First, let me share a personal story. My wife and I have a married daughter, the only one at the time who could provide us with our first grandkid. Last Christmas at the dinner table she told us that they were planning to be new parents the following year. So far, everything looked great. Although, a week ago, she told me that she has been listening to the many news clips about the Zika virus and its potential link to birth defects. Therefore, she and her husband have decided not to take any risks and plan to delay pregnancy. I must say that they do not live in Brazil or in Latin America; they are both U.S. residents living in Houston.
At the start of this pandemic, early last month, my first impression was that this whole situation was politically motivated, more due to an economic agenda, instead of a real health problem, nothing for us to be concerned about in the NAFTA region. After all, the Zika virus has been in Brazil for many years.
Brazil, as you know, is part of the BRICS (Brazil, Russia, India, China and South Africa) community. If we can accept the idea that maybe we are living in the middle of a world currency war, it made sense to me to think that the U.S. could have an influence on the tourism traveling to Brazil, and at the same time proving a point that it is better to look to your friends in the North, instead of trying to find them in the East. In the middle of the Carnival season, and with the Summer Olympics coming in Rio, telling people not to go Brazil—and we are not talking only about the pregnant ladies, but anyone who could get back home infected by the Zika virus—it is a very strong argument. There are TV spots in countries like San Salvador and Guatemala that have started suggesting to women not to get pregnant. Many TV shows, including Good Morning America in the U.S. have made similar arguments.

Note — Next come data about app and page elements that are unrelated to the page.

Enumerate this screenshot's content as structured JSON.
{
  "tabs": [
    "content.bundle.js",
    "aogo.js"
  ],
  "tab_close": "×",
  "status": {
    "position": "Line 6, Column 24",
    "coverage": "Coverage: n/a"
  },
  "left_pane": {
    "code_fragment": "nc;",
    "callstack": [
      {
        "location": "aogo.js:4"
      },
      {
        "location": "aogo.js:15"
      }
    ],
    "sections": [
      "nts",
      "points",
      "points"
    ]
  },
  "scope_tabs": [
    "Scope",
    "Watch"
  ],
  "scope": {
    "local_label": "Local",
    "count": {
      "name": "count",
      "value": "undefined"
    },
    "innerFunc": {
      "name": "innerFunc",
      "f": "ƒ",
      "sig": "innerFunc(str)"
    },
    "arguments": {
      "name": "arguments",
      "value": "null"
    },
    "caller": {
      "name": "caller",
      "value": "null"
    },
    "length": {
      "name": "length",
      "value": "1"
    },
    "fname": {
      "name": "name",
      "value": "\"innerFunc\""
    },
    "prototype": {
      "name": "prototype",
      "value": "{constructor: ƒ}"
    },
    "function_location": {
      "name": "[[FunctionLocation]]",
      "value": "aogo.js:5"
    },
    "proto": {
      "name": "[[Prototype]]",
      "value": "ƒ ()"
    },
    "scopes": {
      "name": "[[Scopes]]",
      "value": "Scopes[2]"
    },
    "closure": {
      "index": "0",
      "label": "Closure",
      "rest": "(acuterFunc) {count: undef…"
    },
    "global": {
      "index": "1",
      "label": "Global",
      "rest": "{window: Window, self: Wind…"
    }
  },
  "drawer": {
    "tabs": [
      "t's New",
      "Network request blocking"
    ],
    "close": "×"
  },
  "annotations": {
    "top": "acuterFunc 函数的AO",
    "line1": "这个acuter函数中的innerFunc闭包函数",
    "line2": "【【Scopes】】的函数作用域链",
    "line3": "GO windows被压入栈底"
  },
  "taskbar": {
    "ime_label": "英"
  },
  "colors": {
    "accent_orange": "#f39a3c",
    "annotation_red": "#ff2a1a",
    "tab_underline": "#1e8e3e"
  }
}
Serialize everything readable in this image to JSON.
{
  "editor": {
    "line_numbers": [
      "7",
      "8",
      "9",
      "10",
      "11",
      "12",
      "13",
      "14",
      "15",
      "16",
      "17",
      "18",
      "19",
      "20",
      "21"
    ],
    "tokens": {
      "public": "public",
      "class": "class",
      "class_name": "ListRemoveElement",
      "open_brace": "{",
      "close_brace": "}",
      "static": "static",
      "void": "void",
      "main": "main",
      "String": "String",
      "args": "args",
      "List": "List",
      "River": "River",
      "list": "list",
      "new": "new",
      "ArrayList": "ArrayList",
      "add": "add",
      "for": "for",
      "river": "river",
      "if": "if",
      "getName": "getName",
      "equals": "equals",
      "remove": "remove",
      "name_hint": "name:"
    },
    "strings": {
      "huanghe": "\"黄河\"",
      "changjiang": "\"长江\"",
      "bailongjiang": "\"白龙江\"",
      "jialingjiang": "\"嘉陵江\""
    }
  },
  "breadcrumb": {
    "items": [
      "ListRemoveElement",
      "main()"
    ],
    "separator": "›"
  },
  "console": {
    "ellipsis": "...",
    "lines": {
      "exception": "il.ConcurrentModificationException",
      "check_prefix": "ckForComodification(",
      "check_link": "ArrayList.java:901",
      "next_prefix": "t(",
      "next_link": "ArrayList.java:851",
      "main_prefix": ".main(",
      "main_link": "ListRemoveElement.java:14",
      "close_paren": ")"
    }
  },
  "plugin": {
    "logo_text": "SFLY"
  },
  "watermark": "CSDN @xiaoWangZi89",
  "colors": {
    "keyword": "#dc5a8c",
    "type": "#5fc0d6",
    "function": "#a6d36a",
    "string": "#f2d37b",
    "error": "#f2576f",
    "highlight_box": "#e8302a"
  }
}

The problem today is that the Zika virus has been growing exponentially; it is no longer a local problem in Brazil, but a pandemic of global proportions. To make things worse, we will not see the real effect in a potential decrease of diaper sales until we start reaching the nine-month delay needed for gestation. If we wait, it may be too late. It is not a bad idea to track mosquito repellent sales; they may prove to be a good correlation with reduced diaper sales.
The Zika virus should be the number one priority for the baby diaper industry. If it keeps growing without control, the negative effect in the diaper industry could be devastating. So far we still see the large multinational diaper companies, like P&G and KCC with their stock prices going up. It will not take long for people to connect the dots. More Zika means less babies, and less babies means less diaper consumption.
For this reason I believe there should be some efforts to motivate laboratories to find a solution to this problem. Large independent associations like INDA and EDANA may help funnel economic resources from the large diaper manufacturers in order to provide the funds for research. Maybe even a large monetary prize could be awarded for the first one to find a practical solution to the Zika virus.